The November Witch, sometimes phrased as “the Witch of November,” is a popular name for the frequent and brutal system of windy storms that come screaming across the Great Lakes from Canada every autumn.
Though termed “lakes,” North America’s Great Lakes are each large enough to create their own weather systems, making them, more accurately, inland seas. In fact, collectively, the Great Lakes chain makes up the Earth’s largest system of freshwater seas. Each year, right around mid-November, violent gales occur when the low pressure from the frigid arctic air north of the lakes come into contact with warmer fronts pulled up from the Gulf of Mexico. These storms can be so severe that their force is equivalent to a low-level hurricane, with winds above 80 miles per hour and towering 20-foot seas.
The term “Witch of November” was famously used in the song “The Wreck of the Edmund Fitzgerald” by Canadian singer-songwriter Gordon Lightfoot, a poetic tribute to one of the most well-known Great Lakes shipwrecks in recent memory. On November 10, 1975, the SS Edmund Fitzgerald, a massive ore freighter that had once been the largest in its class, sank to the bottom of Lake Superior during a particularly violent autumn gale, killing all 29 of its crew members.
Though one of the most infamous, the Edmund Fitzgerald was far from the only ship to succumb to the Witch of November. The floors of all five Great Lakes are littered with thousands of wrecked vessels. More than 6,000 ships were lost on the Great Lakes between the years of 1878 and 1897 alone. Over the last 300 years, an estimated 25,000 mariners have lost their lives on the Great Lakes, with the vast majority of those casualties occurring within the icy grip of the November Witch.
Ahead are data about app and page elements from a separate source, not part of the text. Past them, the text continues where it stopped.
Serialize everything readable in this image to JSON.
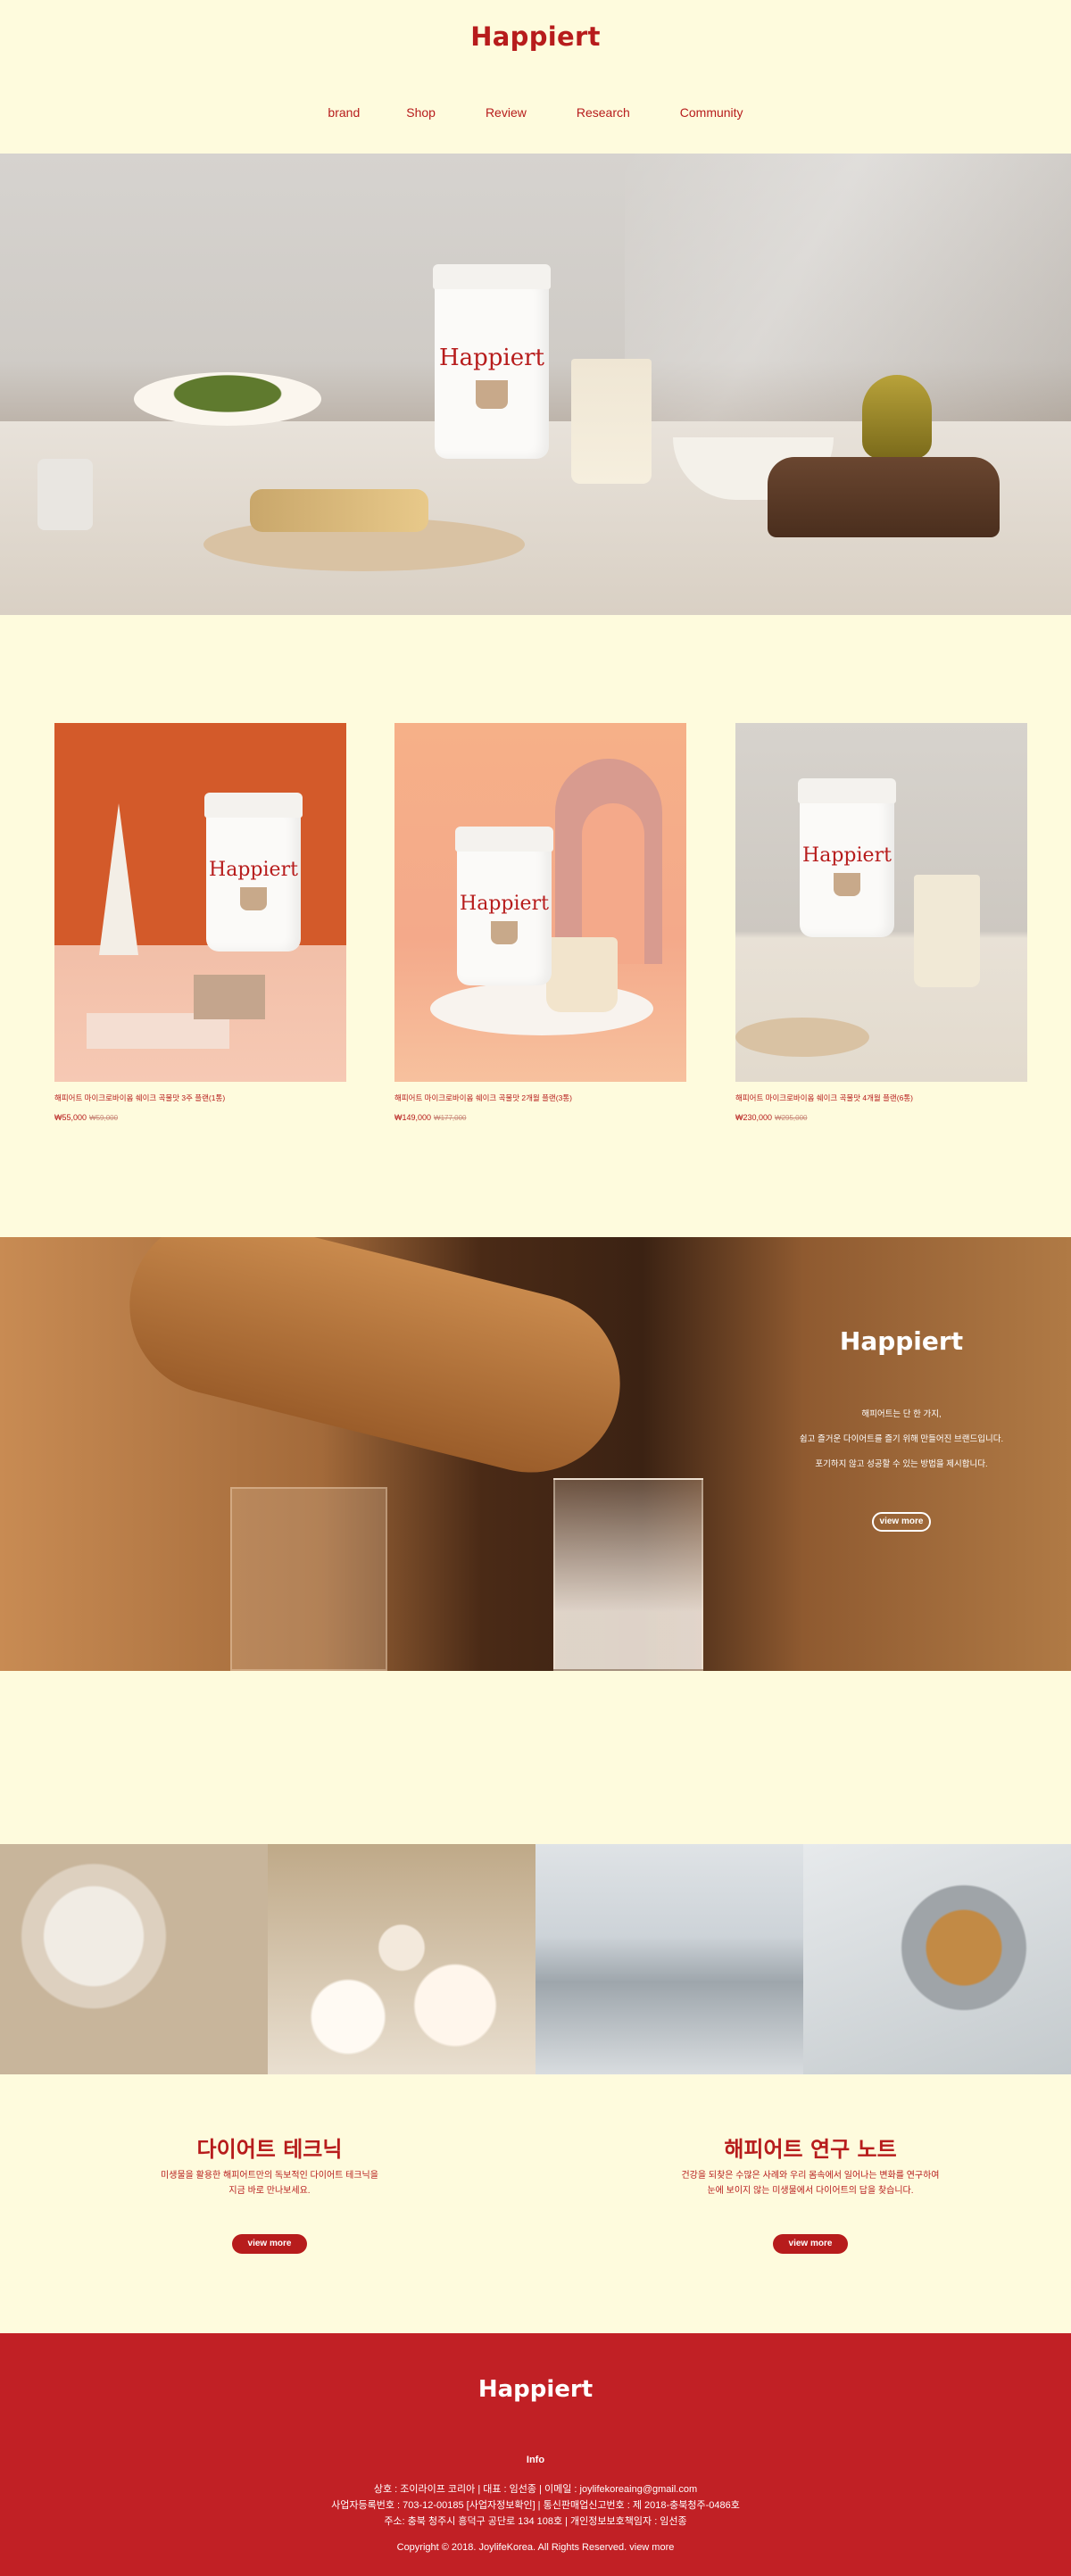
{
  "header": {
    "logo": "Happiert",
    "nav": [
      "brand",
      "Shop",
      "Review",
      "Research",
      "Community"
    ]
  },
  "hero": {
    "jar_label": "Happiert"
  },
  "products": [
    {
      "name": "해피어트 마이크로바이옴 쉐이크 곡물맛 3주 플랜(1통)",
      "price": "₩55,000",
      "old_price": "₩59,000"
    },
    {
      "name": "해피어트 마이크로바이옴 쉐이크 곡물맛 2개월 플랜(3통)",
      "price": "₩149,000",
      "old_price": "₩177,000"
    },
    {
      "name": "해피어트 마이크로바이옴 쉐이크 곡물맛 4개월 플랜(6통)",
      "price": "₩230,000",
      "old_price": "₩295,000"
    }
  ],
  "story": {
    "title": "Happiert",
    "lines": [
      "해피어트는 단 한 가지,",
      "쉽고 즐거운 다이어트를 즐기 위해 만들어진 브랜드입니다.",
      "포기하지 않고 성공할 수 있는 방법을 제시합니다."
    ],
    "button": "view more"
  },
  "columns": [
    {
      "title": "다이어트 테크닉",
      "lines": [
        "미생물을 활용한 해피어트만의 독보적인 다이어트 테크닉을",
        "지금 바로 만나보세요."
      ],
      "button": "view more"
    },
    {
      "title": "해피어트 연구 노트",
      "lines": [
        "건강을 되찾은 수많은 사례와 우리 몸속에서 일어나는 변화를 연구하여",
        "눈에 보이지 않는 미생물에서 다이어트의 답을 찾습니다."
      ],
      "button": "view more"
    }
  ],
  "footer": {
    "logo": "Happiert",
    "info_title": "Info",
    "lines": [
      "상호 : 조이라이프 코리아  |  대표 : 임선종  |  이메일 : joylifekoreaing@gmail.com",
      "사업자등록번호 : 703-12-00185 [사업자정보확인]  |  통신판매업신고번호 : 제 2018-충북청주-0486호",
      "주소: 충북 청주시 흥덕구 공단로 134 108호  |  개인정보보호책임자 : 임선종"
    ],
    "copyright": "Copyright © 2018. JoylifeKorea. All Rights Reserved. view more"
  },
  "colors": {
    "brand_red": "#b71c1c",
    "background": "#fefbdd",
    "footer_red": "#c12025"
  }
}
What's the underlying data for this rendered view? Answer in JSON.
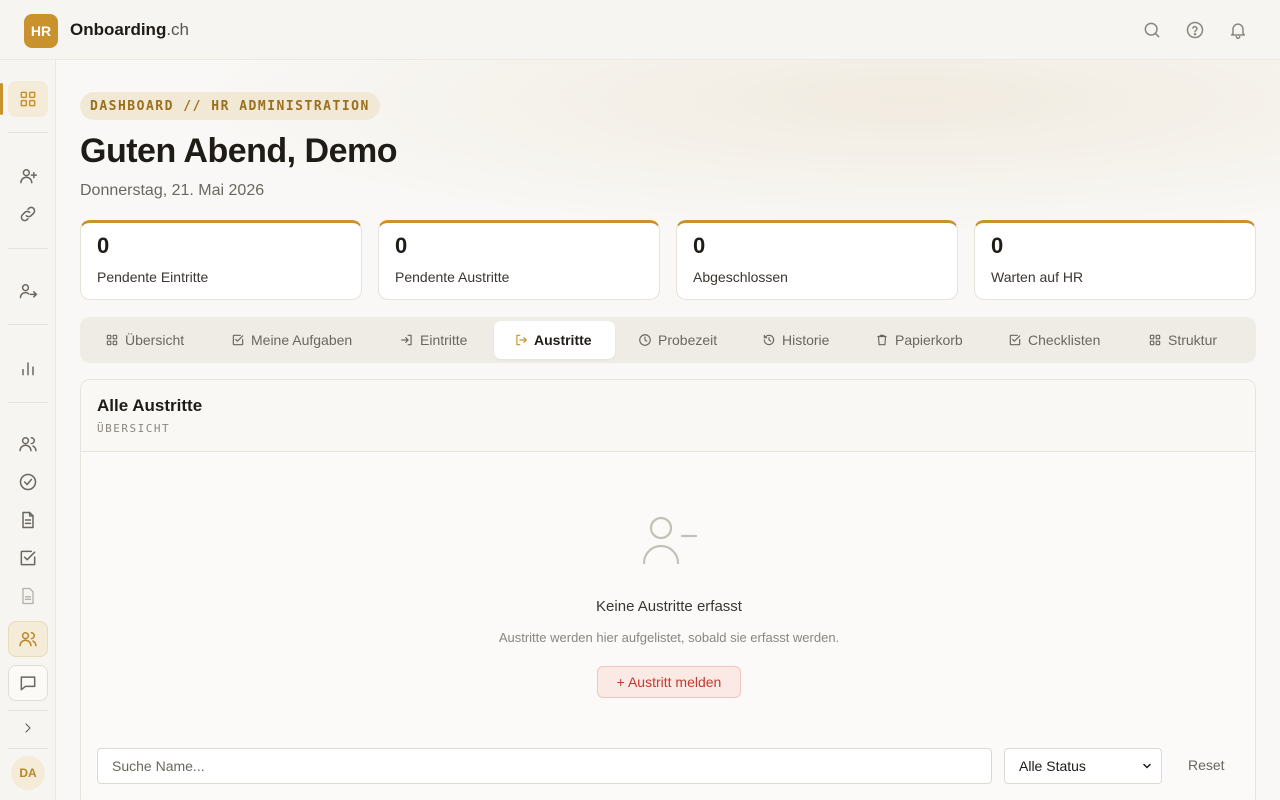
{
  "app": {
    "logo": "HR",
    "brand_main": "Onboarding",
    "brand_suffix": ".ch"
  },
  "topbar": {
    "icons": [
      "search-icon",
      "help-icon",
      "bell-icon"
    ]
  },
  "sidebar": {
    "icons": [
      "grid-icon",
      "user-plus-icon",
      "link-icon",
      "user-exit-icon",
      "bar-chart-icon",
      "users-icon",
      "check-circle-icon",
      "document-icon",
      "checkbox-icon",
      "file-icon",
      "team-icon",
      "message-icon",
      "chevron-right-icon"
    ],
    "avatar": "DA"
  },
  "header": {
    "breadcrumb": "DASHBOARD // HR ADMINISTRATION",
    "greeting": "Guten Abend, Demo",
    "date": "Donnerstag, 21. Mai 2026"
  },
  "stats": [
    {
      "value": "0",
      "label": "Pendente Eintritte"
    },
    {
      "value": "0",
      "label": "Pendente Austritte"
    },
    {
      "value": "0",
      "label": "Abgeschlossen"
    },
    {
      "value": "0",
      "label": "Warten auf HR"
    }
  ],
  "tabs": [
    {
      "label": "Übersicht",
      "icon": "grid-icon"
    },
    {
      "label": "Meine Aufgaben",
      "icon": "checkbox-icon"
    },
    {
      "label": "Eintritte",
      "icon": "login-icon"
    },
    {
      "label": "Austritte",
      "icon": "logout-icon",
      "active": true
    },
    {
      "label": "Probezeit",
      "icon": "clock-icon"
    },
    {
      "label": "Historie",
      "icon": "history-icon"
    },
    {
      "label": "Papierkorb",
      "icon": "trash-icon"
    },
    {
      "label": "Checklisten",
      "icon": "checkbox-icon"
    },
    {
      "label": "Struktur",
      "icon": "grid-icon"
    }
  ],
  "panel": {
    "title": "Alle Austritte",
    "subtitle": "ÜBERSICHT",
    "empty_title": "Keine Austritte erfasst",
    "empty_text": "Austritte werden hier aufgelistet, sobald sie erfasst werden.",
    "empty_button": "+ Austritt melden"
  },
  "filters": {
    "search_placeholder": "Suche Name...",
    "status_value": "Alle Status",
    "reset_label": "Reset"
  },
  "colors": {
    "accent": "#c9922c",
    "danger": "#c23b2b",
    "background": "#f9f8f6"
  }
}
Watch the following tribute to the Edmund Fitzgerald, set to Gordon Lightfoot’s famous tune: